Set in the 1850s, the film tells the story of Ada (Holly Hunter), a mute Scottish widow who communicates through sign language, the music of her piano and her young daughter (Anna Paquin), who interprets her intentions and desires. Ada’s life is abruptly altered when her father arranges a marriage for her to Stewart (Sam Neill), a landowning settler who struggles against the harsh nature of New Zealand. His character seems to have been shaped by the chilly rain-swept nature of the country, where civilisation appears to be locked in a desperate fight against the elements in order to establish a foothold.

This loveless arrangement begins badly when Stewart refuses to take her piano to his home, leaving it abandoned on the beach. His neighbour, a settler who has adopted many Maori ways, Baines (Harvey Keitel), offers to buy the piano, exchanging land and the promise from Stewart that Ada will teach him how to play.

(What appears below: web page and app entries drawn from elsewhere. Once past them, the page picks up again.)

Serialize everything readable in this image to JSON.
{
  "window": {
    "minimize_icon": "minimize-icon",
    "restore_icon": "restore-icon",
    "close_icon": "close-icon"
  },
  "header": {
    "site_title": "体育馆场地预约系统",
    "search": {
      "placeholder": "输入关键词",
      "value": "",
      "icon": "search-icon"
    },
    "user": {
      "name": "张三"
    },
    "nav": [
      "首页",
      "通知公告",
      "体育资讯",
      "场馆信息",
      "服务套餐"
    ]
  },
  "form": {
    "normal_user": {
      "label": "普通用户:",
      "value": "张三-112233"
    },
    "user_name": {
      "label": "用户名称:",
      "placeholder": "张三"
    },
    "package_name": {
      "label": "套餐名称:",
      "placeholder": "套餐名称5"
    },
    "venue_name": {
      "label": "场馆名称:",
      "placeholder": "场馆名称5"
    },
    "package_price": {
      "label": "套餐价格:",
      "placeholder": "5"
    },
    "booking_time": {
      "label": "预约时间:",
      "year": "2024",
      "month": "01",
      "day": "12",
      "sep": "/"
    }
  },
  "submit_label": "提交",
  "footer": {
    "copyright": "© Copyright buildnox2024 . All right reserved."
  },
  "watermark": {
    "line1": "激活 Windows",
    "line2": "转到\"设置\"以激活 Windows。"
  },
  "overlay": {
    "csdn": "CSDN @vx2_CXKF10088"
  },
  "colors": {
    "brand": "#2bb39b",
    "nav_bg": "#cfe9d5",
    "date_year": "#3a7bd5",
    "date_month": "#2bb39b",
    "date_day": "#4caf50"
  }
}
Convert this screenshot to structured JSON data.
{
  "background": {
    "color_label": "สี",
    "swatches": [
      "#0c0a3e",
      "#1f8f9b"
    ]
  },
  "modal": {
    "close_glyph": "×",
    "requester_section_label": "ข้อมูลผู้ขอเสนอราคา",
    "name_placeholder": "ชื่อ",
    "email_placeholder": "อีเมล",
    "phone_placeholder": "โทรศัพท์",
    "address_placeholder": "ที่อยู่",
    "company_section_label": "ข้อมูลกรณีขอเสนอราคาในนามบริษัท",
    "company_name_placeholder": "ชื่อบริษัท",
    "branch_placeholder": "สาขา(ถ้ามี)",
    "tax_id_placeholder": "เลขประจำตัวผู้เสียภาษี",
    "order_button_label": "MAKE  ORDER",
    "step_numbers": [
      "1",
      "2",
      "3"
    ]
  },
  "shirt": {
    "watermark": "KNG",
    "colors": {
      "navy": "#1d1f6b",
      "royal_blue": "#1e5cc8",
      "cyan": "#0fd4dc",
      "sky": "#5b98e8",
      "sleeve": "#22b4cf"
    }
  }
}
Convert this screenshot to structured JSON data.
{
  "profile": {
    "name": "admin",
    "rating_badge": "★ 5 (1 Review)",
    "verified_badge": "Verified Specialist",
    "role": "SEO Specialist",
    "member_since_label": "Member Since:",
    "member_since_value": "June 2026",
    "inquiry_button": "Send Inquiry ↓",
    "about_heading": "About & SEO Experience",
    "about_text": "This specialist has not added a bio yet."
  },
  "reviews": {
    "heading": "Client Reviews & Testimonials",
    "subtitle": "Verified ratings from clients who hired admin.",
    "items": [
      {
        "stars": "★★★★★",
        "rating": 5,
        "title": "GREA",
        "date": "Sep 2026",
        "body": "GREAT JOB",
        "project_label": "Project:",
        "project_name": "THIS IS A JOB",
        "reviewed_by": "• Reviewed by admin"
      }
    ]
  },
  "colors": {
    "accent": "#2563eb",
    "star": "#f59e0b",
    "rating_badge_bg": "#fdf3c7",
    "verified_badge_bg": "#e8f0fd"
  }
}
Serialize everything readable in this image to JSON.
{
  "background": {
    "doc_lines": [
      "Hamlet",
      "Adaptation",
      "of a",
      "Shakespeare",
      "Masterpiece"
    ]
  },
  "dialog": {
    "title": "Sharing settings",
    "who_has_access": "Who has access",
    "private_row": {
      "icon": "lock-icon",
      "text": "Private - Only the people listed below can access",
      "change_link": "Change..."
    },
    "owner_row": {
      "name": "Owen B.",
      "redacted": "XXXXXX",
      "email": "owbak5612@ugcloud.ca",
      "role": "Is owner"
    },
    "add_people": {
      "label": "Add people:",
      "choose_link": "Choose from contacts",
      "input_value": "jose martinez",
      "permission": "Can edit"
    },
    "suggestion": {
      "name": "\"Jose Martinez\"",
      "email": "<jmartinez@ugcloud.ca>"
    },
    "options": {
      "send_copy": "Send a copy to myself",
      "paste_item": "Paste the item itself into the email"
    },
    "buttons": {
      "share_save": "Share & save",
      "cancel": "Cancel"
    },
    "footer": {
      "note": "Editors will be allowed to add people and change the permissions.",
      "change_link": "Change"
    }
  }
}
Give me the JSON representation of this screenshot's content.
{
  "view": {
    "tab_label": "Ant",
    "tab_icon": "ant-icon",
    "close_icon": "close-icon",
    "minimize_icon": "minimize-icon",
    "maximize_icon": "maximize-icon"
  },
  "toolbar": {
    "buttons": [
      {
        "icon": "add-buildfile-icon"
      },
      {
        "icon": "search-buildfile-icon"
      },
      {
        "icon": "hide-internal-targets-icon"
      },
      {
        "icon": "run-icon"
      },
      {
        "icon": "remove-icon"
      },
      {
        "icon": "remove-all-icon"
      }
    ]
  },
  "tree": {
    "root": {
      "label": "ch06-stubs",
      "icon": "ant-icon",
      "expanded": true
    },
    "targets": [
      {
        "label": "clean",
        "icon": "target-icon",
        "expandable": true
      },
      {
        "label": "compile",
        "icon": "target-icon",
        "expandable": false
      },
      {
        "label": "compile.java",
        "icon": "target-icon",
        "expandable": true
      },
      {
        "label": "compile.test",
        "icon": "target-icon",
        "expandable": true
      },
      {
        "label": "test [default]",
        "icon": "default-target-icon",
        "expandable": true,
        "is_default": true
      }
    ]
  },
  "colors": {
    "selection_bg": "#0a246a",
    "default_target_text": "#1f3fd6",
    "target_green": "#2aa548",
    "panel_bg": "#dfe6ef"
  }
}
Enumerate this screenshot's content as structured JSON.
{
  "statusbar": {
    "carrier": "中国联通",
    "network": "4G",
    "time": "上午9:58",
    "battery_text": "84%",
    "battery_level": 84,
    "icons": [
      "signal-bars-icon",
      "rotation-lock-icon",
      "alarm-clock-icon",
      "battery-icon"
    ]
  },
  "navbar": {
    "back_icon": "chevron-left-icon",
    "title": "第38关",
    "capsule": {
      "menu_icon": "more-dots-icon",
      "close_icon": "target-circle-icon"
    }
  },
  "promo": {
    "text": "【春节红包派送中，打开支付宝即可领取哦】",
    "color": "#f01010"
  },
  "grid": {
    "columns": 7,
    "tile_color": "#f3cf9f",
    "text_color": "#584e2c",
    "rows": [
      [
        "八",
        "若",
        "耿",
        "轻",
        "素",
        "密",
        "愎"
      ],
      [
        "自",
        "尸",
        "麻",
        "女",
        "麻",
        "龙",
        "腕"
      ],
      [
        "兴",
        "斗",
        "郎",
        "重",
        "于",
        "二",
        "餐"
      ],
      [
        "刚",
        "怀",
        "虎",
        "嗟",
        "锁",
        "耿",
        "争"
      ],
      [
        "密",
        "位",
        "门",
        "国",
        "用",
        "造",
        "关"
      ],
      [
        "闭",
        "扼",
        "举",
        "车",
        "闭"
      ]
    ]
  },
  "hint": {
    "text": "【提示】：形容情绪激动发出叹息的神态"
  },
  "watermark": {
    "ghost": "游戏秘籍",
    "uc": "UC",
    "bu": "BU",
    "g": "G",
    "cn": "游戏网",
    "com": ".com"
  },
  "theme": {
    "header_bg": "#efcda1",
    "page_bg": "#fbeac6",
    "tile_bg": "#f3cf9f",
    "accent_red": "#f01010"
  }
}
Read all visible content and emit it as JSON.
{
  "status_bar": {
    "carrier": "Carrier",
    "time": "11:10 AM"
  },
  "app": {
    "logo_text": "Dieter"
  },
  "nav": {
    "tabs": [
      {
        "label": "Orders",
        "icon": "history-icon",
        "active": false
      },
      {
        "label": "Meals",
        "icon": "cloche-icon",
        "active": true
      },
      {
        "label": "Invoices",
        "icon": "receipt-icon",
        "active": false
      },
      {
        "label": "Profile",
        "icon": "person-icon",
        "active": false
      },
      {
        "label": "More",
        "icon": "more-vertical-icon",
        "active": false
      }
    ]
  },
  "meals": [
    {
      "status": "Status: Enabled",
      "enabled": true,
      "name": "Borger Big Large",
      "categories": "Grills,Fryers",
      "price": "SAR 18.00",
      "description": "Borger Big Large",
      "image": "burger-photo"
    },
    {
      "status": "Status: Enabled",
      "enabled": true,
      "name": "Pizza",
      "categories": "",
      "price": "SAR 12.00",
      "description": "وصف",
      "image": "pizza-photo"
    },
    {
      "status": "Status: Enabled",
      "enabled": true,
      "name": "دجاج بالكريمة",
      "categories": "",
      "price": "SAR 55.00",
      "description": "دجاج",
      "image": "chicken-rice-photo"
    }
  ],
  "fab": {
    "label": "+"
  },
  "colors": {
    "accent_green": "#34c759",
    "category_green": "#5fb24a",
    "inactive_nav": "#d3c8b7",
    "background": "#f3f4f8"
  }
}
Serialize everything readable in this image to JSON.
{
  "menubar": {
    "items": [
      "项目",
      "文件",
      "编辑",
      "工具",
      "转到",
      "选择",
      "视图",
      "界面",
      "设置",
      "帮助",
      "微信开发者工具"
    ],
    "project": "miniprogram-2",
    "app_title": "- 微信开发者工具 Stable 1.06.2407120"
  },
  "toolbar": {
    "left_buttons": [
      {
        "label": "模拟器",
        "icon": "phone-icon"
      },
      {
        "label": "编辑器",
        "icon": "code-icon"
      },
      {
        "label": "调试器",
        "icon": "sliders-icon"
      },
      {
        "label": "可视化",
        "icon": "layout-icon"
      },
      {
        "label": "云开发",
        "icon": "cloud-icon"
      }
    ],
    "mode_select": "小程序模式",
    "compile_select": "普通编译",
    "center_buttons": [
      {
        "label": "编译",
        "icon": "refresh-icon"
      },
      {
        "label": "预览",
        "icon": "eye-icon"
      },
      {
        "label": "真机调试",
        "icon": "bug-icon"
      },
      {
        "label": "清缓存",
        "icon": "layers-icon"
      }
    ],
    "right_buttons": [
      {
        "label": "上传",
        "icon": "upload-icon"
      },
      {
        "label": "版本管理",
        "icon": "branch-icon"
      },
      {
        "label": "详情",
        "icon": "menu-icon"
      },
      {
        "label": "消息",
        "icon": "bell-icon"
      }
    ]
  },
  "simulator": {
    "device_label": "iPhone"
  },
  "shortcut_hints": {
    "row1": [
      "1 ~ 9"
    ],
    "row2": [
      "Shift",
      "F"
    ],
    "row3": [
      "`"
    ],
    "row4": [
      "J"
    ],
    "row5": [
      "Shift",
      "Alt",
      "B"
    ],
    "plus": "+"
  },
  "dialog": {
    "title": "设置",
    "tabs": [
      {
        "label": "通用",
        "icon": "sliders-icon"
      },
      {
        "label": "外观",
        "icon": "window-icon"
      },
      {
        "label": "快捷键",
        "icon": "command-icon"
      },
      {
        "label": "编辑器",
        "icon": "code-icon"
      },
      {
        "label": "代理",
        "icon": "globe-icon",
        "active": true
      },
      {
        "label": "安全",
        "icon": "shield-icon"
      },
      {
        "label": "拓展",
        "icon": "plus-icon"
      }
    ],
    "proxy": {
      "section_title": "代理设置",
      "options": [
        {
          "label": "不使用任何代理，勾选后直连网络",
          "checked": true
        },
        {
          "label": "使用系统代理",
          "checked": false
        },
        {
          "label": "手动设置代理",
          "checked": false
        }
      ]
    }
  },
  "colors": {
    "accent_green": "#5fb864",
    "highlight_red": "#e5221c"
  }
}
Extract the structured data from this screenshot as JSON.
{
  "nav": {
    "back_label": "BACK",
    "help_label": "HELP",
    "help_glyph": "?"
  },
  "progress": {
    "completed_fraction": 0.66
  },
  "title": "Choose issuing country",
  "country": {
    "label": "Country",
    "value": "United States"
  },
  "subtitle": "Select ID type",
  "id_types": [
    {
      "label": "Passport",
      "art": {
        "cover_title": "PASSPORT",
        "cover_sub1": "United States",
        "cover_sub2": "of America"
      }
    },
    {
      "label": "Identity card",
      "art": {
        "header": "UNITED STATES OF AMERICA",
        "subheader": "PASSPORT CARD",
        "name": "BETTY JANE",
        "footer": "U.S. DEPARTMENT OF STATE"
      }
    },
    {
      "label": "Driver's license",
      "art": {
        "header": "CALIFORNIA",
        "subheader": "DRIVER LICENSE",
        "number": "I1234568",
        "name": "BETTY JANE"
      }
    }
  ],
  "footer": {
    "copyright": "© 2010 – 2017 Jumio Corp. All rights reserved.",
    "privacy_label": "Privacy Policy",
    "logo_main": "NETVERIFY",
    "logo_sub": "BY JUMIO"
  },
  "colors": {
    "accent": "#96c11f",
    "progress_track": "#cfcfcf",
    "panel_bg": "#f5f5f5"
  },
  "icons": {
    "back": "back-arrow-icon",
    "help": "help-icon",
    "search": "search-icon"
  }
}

The piano lessons are, however, far from his mind and the intent less than innocent. Baines is soon exchanging further trades with Ada as he begins a slow seduction, offering her the chance to buy back her beloved piano, the trading becoming stages in an increasingly erotic courtship. The calculated nature of the seduction is also the start of a growing attraction and tenderness that erupts into grand passion and love. Observed by an embittered and enraged Stewart, Ada attempts to get a message to Baines only to be betrayed by her daughter, leading to Stewart taking cruel revenge.

Lyrical and poetical in tone, the film, scored by Michael Nyman (with Hunter playing the piano), did not find unanimous support among the critics but a raft of awards, a brilliant script and top quality acting – Neill as the repressed and betrayed Stewart; Hunter as the fierce, independent Ada; Keitel as the passionate romantic and Anna Paquin as the innocent caught in the midst of something that she can not fully comprehend – ensured the film its international success. Moving, erotic and superbly cinematic, the film is unlike any other costume drama with an erotic sensual core and characters that are both stubborn and introverted.

production details
Holly Hunter as Ada McGrath
Harvey Keitel as George Baines
Sam Neill as Alisdair Stewart
Anna Paquin as Flora McGrath
Cliff Curtis as Mana
Kerry Walker as Aunt Morag
Tungia Baker as Hira
Ian Mune as Reverend
Genevieve Lemon as Nessie
Pete Smith as Hone
Te Whatanui Skipwith as Chief Nihe
Bruce Allpress as Blind Piano Tuner
Rose McIver as Angel
Neil Gudsell as Tahu
Jon Sperry as Taunting Man

Writer and Director: Jane Campion

New Zealand | 121 minutes | 1993